  1. Fork and clone the repository you’ll be reviewing
  2. As you review the code, add comments directly to the code
    • Start your comments in a distinctive way, eg, #DH#. Then the author can find your comments with a quick text search.
  3. When you’re finished, commit your changes (the comments), push, and file a PR against the author’s main branch
  4. Author and reviewer can use GitHub’s discussion features on the PR to ask followup questions or clarify comments
  5. As you address the comments from your reviewer, remove their comments and note “done” in the PR. Then a quick text search and review of the PR can confirm once you’ve addressed all the comments.

As in the code review lab, your code review should cover the most relevant checklist elements. Specifically, be sure to address:

  • Is it clear what steps you need to take to run the script?
  • When you follow those steps, does the script run?
  • Is the html file from the repository reproducible?
  • How easy or difficult is it to read the script and understand what the author is doing and why?

(Reproducible) report

What to submit: A PDF of your report, a link or invitation to your GitHub repo with automatically reproducible code and data

The report for your analysis should structured somewhat like a traditional scientific paper: introduction, methods, results, discussion. But the content of these sections will be somewhat non-traditional.

The total length of this report should be 3,000-5,000 words, not including references.

As a stretch goal, your report should be fully reproducible. Using renv and a Makefile, I should be able to clone your repository, run renv::restore() and then make, and exactly reproduce the PDF of your report.


As usual, motivate your topic, give some background, and clearly state the research question.

In addition, incorporate answers to the reflexivity questions: what did you already know about this topic before starting to work on the project, what did you expect to find, who’s impacted by this topic, and how will your work respect them?

The methods section should focus on the data, and in particular should incorporate your data journey narrative.

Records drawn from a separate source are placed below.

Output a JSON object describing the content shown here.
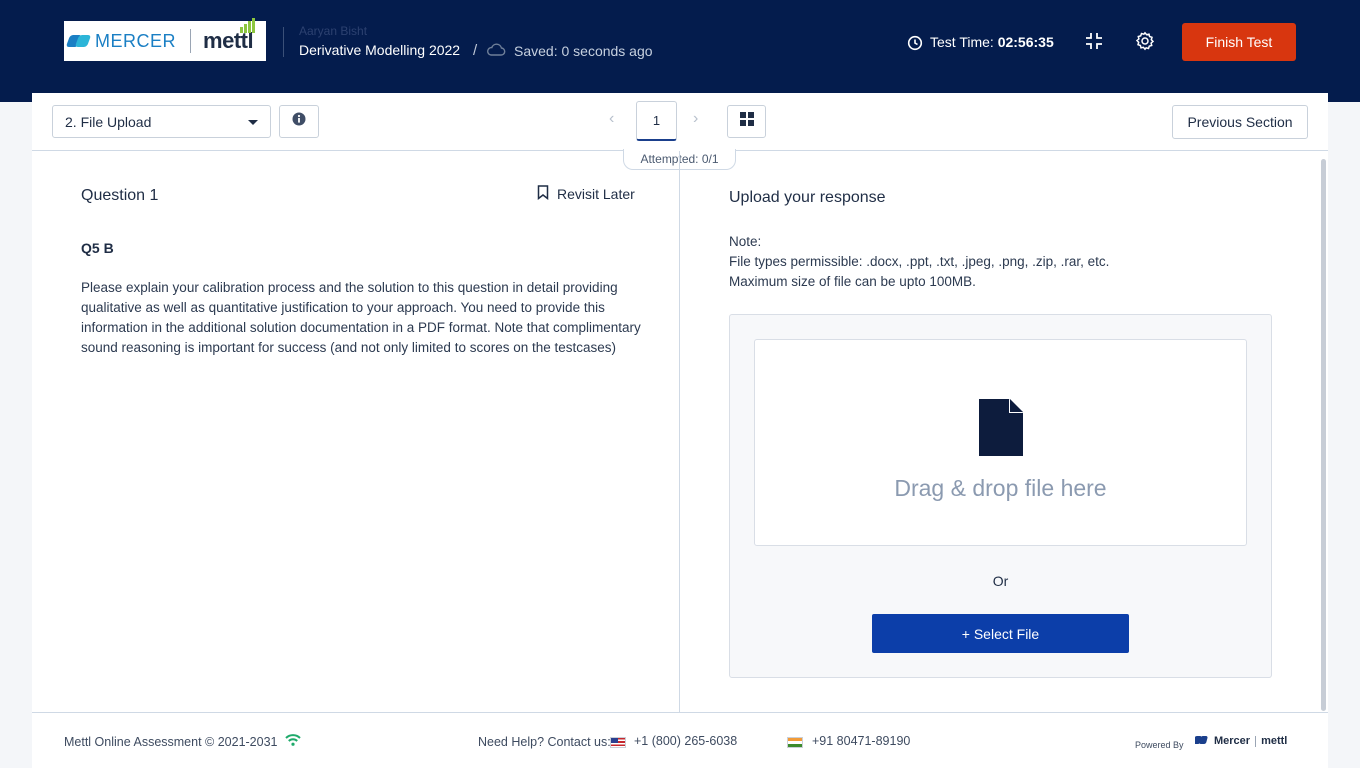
{
  "header": {
    "brand_mercer": "MERCER",
    "brand_mettl": "mettl",
    "candidate_name": "Aaryan Bisht",
    "test_title": "Derivative Modelling 2022",
    "separator": "/",
    "save_status": "Saved: 0 seconds ago",
    "timer_label": "Test Time:",
    "timer_value": "02:56:35",
    "finish_button": "Finish Test",
    "colors": {
      "bar": "#041c4d",
      "finish": "#d8360f"
    }
  },
  "toolbar": {
    "section_selected": "2. File Upload",
    "prev_arrow": "‹",
    "current_question": "1",
    "next_arrow": "›",
    "previous_section_button": "Previous Section",
    "attempted": "Attempted: 0/1"
  },
  "question": {
    "title": "Question 1",
    "revisit_label": "Revisit Later",
    "code": "Q5 B",
    "text": "Please explain your calibration process and the solution to this question in detail providing qualitative as well as quantitative justification to your approach. You need to provide this information in the additional solution documentation in a PDF format. Note that complimentary sound reasoning is important for success (and not only limited to scores on the testcases)"
  },
  "upload": {
    "title": "Upload your response",
    "note_label": "Note:",
    "file_types": "File types permissible: .docx, .ppt, .txt, .jpeg, .png, .zip, .rar, etc.",
    "max_size": "Maximum size of file can be upto 100MB.",
    "drop_text": "Drag & drop file here",
    "or_text": "Or",
    "select_button": "+ Select File",
    "colors": {
      "button": "#0c3ea9"
    }
  },
  "footer": {
    "copyright": "Mettl Online Assessment © 2021-2031",
    "help_label": "Need Help? Contact us:",
    "phone_us": "+1 (800) 265-6038",
    "phone_in": "+91 80471-89190",
    "powered_by": "Powered By",
    "logo_mercer": "Mercer",
    "logo_mettl": "mettl"
  },
  "icons": [
    "cloud-icon",
    "clock-icon",
    "compress-icon",
    "gear-icon",
    "info-icon",
    "grid-icon",
    "bookmark-icon",
    "file-icon",
    "wifi-icon",
    "us-flag-icon",
    "india-flag-icon"
  ]
}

As usual, your findings should be framed as phenomena (in the sense of the Brown chapter) rather than causal claims, mechanisms, or theoretical results.

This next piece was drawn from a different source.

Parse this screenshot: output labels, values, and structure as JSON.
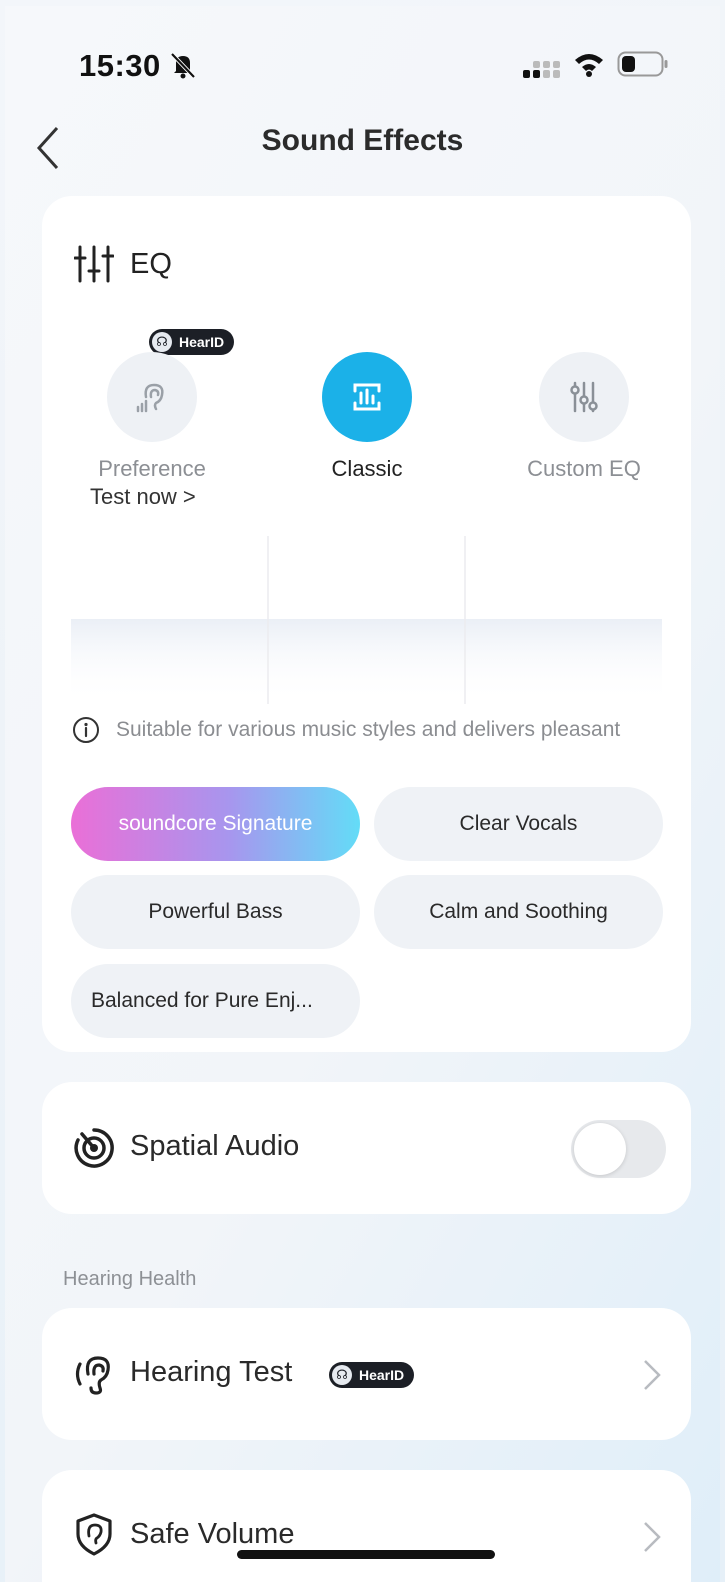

The first subsection of your findings should incorporate your EDA. The second subsection can address your research questions. Use visualizations along with or instead of tables. Keep your visualizations close to the data. For example, include both a scatterplot and a fitted regression curve.


As usual, briefly (1-2 sentences) recap your major findings, then discuss limitations and directions for future research.

Resist the temptation to treat your findings as conclusive or as vindicating (or challenging) some larger theory. Instead, emphasize the ways future research can improve our understanding of the phenomena: how new data might be collected to mitigate the limitations of this dataset, how different kinds of data might complement the kind of data used here, and how further studies might trace out the scope of the phenomena found in this dataset.

Finally, come back to the reflexivity questions in the introduction. Were your expectations met? (Probably a mix of both yes and no; explain.) What implications might your findings have for people affected by the topic? How should these implications shape the trajectory of future research on this topic?

Flash talk presentation

What to submit: You won’t submit anything, but you will give a presentation for the class

At the last class meeting, you’ll give a 5-minute presentation of your project. Your target audience is the other students in the class, so you’ll need to start by motivating your project and be thoughtful about the use of jargon from your home discipline. Depending on how much time we have, we may or may not have questions after the flash talks.

You should use slides for your presentation, but you don’t have to turn them in. Google Slides, PowerPoint, Keynote, or whatever are fine, because you’re responsible for arranging to project your slides and checking in advance that everything works as expected in our classroom.

Because flash talks are so short, I strongly recommend writing a script, checking the timing, and then memorizing the script. There will be a loud timer at 5 minutes.